I was selected to participate in my humble servant Senator Amy Klobuchar’s tele-townhall. I registered as instructed and received the following email from her office on Thursday: “Thank you for signing up to participate in a discussion on making health care more affordable. You will receive a reminder phone call this Friday, August 21st, and will be automatically called on Sunday, August 23rd at 7:00 PM to be joined to the call.” I was called on Friday to remind me to be on hand at 7:00 Sunday to be connected to the tele-town hall.
I was ready to ask a respectful yet tough question. Imagine my surprise when at precisely 7:00 on Sunday I received a recorded phone call from the Senator herself informing me that at 7:00 that evening she had hosted a discussion on health care with someone from Mayo and the biggest nurse in the land. Gee, she was sorry she missed me, but I can go to her Web site later tonight to hear a recording of it.
Fraters Libertas has a snarky “live blog” of the proceedings:
6:52 PM – The way this forum works is that I signed up online before noon on Friday 8/21 and provided a phone number. Early today, I received a conformation that I would be called to be conferenced in around 7 pm tonight.
7:05 – No call yet. I assume the technical issues make lateness a possibility. I won’t bail for at least half an hour.
7:10 – Could Amy be having a Brett Favre like change of heart? I wonder how her team feels about this? I wonder how Brett Favre feels about this? Here’s the announcement from her web site:
U.S. Senator Amy Klobuchar will be hosting a live statewide tele-town hall meeting to discuss making health care more affordable and answer questions from her constituents. Joining her will be Dr. Denis Cortese, CEO of the Mayo Clinic in Rochester, and Mary Wakefield, the highest ranking nurse in the federal government.
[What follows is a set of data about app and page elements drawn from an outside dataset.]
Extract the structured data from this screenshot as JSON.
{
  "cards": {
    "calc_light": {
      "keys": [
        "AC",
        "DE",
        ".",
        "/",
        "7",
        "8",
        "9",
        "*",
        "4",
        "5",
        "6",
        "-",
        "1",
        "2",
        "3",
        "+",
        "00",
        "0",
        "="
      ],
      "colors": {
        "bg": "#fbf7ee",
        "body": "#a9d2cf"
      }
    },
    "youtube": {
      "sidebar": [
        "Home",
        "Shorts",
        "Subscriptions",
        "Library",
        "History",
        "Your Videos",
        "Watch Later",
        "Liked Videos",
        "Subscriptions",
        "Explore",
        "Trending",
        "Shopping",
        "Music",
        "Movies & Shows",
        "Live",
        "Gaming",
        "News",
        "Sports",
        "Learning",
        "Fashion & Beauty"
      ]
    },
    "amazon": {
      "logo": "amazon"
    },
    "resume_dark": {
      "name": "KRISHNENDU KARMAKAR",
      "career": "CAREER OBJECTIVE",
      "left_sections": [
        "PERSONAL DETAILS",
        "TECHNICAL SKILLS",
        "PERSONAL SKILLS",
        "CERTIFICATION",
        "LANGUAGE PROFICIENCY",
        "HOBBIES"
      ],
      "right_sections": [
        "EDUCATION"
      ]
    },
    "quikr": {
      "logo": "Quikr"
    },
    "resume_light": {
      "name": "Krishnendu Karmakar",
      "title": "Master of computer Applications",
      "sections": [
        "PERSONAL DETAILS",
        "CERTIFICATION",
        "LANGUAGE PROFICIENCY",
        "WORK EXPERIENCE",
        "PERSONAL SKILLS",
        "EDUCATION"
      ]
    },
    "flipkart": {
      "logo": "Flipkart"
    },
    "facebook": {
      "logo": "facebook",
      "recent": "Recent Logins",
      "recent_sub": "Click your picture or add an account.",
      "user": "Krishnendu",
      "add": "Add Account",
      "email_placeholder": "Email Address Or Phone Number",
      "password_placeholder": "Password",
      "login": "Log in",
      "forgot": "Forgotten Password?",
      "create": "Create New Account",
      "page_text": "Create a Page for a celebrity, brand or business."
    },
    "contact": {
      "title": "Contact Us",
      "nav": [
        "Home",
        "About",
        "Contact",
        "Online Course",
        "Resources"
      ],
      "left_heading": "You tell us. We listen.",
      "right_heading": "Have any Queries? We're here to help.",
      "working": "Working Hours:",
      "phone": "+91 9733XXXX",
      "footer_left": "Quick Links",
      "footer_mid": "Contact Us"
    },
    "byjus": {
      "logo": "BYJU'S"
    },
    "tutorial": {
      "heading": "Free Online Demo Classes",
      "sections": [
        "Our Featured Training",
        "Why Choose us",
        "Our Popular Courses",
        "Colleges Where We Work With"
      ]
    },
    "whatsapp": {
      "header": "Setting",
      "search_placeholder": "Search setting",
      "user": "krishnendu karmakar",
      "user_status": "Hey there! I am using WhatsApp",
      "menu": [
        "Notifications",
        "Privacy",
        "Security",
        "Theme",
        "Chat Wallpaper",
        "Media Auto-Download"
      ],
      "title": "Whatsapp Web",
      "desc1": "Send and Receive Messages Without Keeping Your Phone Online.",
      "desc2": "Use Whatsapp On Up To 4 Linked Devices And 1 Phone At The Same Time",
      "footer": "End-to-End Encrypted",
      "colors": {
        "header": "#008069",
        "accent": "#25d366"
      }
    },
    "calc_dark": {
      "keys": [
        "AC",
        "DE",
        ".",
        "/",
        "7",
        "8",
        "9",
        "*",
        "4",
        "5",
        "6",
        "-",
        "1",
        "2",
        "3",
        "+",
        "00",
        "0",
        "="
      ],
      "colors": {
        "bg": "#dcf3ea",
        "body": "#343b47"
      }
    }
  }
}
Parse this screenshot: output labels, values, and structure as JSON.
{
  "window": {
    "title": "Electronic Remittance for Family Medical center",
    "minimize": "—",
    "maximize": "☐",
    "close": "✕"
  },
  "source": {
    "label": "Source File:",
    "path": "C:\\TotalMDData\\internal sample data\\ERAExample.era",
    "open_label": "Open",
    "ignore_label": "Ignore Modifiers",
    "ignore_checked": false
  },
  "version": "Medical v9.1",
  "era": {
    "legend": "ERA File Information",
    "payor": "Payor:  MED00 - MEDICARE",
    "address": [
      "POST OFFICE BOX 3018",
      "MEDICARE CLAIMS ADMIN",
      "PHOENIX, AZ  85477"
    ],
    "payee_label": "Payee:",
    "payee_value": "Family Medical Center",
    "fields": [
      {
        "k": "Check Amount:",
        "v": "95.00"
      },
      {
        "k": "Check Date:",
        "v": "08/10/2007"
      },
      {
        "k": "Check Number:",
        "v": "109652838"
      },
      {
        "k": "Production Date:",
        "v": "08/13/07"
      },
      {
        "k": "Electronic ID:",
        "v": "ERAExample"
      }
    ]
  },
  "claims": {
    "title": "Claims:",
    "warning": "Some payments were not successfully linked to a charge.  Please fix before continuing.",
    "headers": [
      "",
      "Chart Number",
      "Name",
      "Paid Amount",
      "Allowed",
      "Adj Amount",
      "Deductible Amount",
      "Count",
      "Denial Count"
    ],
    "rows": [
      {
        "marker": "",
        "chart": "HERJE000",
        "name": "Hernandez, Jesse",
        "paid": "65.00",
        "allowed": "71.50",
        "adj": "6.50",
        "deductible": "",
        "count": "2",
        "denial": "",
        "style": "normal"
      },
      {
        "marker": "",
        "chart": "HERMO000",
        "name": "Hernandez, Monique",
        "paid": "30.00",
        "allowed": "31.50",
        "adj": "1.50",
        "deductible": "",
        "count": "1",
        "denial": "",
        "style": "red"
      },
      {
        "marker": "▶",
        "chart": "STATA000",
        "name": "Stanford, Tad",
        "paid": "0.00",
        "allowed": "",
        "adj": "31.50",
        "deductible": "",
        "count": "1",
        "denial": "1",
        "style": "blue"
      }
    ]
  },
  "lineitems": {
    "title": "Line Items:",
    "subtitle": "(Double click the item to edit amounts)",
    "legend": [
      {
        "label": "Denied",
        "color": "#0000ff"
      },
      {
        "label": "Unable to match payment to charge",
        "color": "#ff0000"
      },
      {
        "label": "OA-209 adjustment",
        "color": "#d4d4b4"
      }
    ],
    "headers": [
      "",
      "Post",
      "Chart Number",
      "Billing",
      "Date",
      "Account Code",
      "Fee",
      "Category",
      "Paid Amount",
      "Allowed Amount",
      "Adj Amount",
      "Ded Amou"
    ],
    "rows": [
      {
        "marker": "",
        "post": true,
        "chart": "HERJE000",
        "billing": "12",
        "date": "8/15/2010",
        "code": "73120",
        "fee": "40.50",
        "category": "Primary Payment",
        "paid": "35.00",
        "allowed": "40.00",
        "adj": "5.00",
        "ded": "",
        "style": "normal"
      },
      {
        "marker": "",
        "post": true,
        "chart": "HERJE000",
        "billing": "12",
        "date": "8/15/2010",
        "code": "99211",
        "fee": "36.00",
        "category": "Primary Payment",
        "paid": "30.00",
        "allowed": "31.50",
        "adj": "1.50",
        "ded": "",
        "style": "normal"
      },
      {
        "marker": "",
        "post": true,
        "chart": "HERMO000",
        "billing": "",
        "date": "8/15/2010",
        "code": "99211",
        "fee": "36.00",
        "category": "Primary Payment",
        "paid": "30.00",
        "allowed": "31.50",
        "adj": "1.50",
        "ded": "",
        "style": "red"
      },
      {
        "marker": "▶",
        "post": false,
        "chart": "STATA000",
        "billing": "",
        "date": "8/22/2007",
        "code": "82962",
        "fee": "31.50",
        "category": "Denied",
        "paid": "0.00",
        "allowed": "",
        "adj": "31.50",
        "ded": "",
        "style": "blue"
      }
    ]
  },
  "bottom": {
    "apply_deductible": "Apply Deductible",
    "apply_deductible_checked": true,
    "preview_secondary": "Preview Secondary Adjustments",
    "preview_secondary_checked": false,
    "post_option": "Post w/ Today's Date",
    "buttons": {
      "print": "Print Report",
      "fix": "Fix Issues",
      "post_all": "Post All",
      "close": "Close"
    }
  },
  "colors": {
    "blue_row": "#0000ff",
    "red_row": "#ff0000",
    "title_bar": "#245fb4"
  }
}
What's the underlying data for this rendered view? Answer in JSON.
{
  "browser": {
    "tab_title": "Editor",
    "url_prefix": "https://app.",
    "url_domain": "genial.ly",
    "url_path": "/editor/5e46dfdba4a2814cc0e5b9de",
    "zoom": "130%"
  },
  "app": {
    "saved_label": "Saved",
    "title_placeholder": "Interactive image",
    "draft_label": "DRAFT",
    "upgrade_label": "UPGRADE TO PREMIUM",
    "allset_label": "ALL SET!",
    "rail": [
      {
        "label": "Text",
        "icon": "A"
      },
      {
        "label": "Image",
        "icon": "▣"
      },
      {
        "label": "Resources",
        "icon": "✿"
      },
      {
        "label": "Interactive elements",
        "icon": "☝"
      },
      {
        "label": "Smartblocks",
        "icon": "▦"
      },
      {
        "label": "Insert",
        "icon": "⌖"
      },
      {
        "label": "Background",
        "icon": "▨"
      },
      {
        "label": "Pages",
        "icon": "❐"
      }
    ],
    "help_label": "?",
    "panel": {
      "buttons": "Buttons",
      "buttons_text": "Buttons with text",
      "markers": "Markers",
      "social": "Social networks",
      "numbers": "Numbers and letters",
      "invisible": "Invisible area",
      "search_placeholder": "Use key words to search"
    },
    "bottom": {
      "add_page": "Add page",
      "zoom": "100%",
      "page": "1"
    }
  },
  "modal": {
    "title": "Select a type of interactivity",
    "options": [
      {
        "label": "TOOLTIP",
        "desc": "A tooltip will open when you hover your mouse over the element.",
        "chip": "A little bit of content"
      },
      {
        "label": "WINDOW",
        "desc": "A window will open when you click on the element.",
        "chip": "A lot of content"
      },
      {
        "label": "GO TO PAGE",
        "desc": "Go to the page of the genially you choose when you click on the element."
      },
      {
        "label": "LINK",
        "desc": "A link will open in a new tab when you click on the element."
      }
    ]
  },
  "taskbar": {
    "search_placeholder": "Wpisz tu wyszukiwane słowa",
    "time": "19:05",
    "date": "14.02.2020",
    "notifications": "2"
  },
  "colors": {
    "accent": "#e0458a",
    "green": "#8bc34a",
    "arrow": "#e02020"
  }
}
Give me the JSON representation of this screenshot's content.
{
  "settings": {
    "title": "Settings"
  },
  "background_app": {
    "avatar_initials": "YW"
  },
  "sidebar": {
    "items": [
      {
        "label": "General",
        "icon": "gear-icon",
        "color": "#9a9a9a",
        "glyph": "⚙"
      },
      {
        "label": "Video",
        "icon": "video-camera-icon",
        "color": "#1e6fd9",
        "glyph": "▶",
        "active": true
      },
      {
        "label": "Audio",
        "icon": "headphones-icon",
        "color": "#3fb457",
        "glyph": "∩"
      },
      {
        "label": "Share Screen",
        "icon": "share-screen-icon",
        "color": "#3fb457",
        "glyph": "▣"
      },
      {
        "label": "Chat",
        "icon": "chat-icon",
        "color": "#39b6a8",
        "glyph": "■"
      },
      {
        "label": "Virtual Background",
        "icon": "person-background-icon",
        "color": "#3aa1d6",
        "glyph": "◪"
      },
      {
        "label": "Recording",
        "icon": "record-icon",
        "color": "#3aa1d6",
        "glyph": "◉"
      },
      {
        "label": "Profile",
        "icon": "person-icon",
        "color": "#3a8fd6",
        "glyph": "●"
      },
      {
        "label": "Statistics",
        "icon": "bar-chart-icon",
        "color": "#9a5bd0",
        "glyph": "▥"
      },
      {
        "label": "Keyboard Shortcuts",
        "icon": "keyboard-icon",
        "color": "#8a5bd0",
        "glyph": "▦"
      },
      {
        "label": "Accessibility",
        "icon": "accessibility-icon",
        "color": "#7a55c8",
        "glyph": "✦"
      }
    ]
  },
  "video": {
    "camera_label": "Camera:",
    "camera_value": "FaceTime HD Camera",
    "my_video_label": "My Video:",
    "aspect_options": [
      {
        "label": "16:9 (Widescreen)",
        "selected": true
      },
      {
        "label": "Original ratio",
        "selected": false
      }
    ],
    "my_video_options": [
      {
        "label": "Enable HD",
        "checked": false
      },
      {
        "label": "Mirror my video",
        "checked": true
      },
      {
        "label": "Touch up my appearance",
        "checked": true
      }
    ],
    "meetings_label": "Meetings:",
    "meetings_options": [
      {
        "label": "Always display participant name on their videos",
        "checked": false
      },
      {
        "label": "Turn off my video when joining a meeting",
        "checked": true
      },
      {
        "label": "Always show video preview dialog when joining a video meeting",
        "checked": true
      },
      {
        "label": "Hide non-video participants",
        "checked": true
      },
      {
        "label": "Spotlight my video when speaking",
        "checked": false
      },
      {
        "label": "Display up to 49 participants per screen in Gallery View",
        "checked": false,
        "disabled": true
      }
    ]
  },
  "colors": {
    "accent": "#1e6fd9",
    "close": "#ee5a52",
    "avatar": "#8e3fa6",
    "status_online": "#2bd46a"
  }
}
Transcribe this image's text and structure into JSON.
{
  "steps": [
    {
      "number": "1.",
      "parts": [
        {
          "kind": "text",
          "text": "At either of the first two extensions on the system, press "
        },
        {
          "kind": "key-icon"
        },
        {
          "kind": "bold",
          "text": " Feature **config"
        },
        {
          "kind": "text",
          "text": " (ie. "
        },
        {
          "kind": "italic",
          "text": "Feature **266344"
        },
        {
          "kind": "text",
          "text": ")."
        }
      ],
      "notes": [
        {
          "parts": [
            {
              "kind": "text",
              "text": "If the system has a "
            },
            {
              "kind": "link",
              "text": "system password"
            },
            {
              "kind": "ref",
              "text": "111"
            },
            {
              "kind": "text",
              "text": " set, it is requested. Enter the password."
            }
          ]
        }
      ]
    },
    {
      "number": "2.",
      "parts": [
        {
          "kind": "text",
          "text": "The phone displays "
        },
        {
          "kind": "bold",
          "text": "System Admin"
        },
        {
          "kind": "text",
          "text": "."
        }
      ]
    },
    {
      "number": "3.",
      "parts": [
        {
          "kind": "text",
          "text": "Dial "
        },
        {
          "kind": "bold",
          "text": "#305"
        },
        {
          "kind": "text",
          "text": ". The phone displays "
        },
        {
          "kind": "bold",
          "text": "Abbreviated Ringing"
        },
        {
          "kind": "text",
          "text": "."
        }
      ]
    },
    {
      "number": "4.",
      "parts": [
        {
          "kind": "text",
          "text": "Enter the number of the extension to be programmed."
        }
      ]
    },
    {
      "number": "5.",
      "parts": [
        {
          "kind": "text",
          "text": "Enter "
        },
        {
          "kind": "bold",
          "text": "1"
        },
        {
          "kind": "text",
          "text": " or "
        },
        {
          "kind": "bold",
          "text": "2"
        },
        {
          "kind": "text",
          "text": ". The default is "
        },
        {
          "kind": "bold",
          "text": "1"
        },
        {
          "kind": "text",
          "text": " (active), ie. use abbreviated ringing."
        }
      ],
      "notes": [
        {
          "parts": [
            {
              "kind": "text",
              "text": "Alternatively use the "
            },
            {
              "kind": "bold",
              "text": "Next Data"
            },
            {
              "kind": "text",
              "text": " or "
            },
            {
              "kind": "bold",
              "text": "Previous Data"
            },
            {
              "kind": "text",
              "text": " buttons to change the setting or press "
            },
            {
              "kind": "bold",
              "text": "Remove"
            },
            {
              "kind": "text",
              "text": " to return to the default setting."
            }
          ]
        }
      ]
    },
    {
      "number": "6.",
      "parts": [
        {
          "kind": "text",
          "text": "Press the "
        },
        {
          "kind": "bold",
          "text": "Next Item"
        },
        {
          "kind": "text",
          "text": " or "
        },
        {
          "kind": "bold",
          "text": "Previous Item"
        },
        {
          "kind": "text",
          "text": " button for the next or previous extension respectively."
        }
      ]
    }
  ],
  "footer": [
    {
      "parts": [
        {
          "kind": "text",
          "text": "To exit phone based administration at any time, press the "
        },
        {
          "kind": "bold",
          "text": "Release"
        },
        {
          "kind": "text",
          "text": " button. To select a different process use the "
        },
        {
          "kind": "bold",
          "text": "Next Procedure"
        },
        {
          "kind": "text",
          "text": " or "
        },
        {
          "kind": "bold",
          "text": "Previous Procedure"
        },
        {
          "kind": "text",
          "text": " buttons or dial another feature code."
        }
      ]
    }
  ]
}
7:15 – In the link above, it suggests that if you’re not called by 7:10, you should call her office. I did so and received a message that her voice mail is full. She can’t get a town hall meeting started on time, yet she expects us to trust her with our health care?
7:19 – I just got the call. It was a recorded message from Amy. It basically said (not direct quote, but my best shot):
Tonight at 7 pm I hosted a live town hall meeting to discuss health care with Dr. Denis Cortese, CEO of the Mayo Clinic in Rochester, and Mary Wakefield, the highest ranking nurse in the federal government. I am sorry that you were unable to join in this discussion. However, I am posting meeting in it’s entirety on my website: klobuchar.senate.gov. Thank you for participating in this important discussion.
As for the nature of the 14 questions Klobuchar took, even the liberal Minnesota Independent isn’t buying the notion that they originated organically from those attendees lucky enough to get the promised call from Klobuchar:
U.S. Sen. Amy Klobuchar promised “I’m not going to be rationing health care” but she rationed out 14 question-asking opportunities among more than 10,000 callers during her tele-town hall on health care reform Sunday. Her staff wouldn’t let the St. Paul Pioneer Press see exactly how the tele-death panels that chose the lucky questioners operated, but you can hear the results for yourself via The UpTake.
In other words, Klobuchar hid behind a telephone, hand-picked the questioners to give the illusion of fairness, and excluded a significant number of people who wanted to hold Klobuchar accountable for her representation of Minnesota in the Senate. She then pronounced herself and her policy direction vindicated. It’s easy to do accountability when you can create your own constituency and ignore the rest of the state. I wonder whether Klobuchar will continue to hide in her bunker for the entirety of her term, or if she will find the courage to venture out in public when she needs cash to run for re-election.
Update: Mitch Berg would like to get confirmation that anyone else was on the line at all.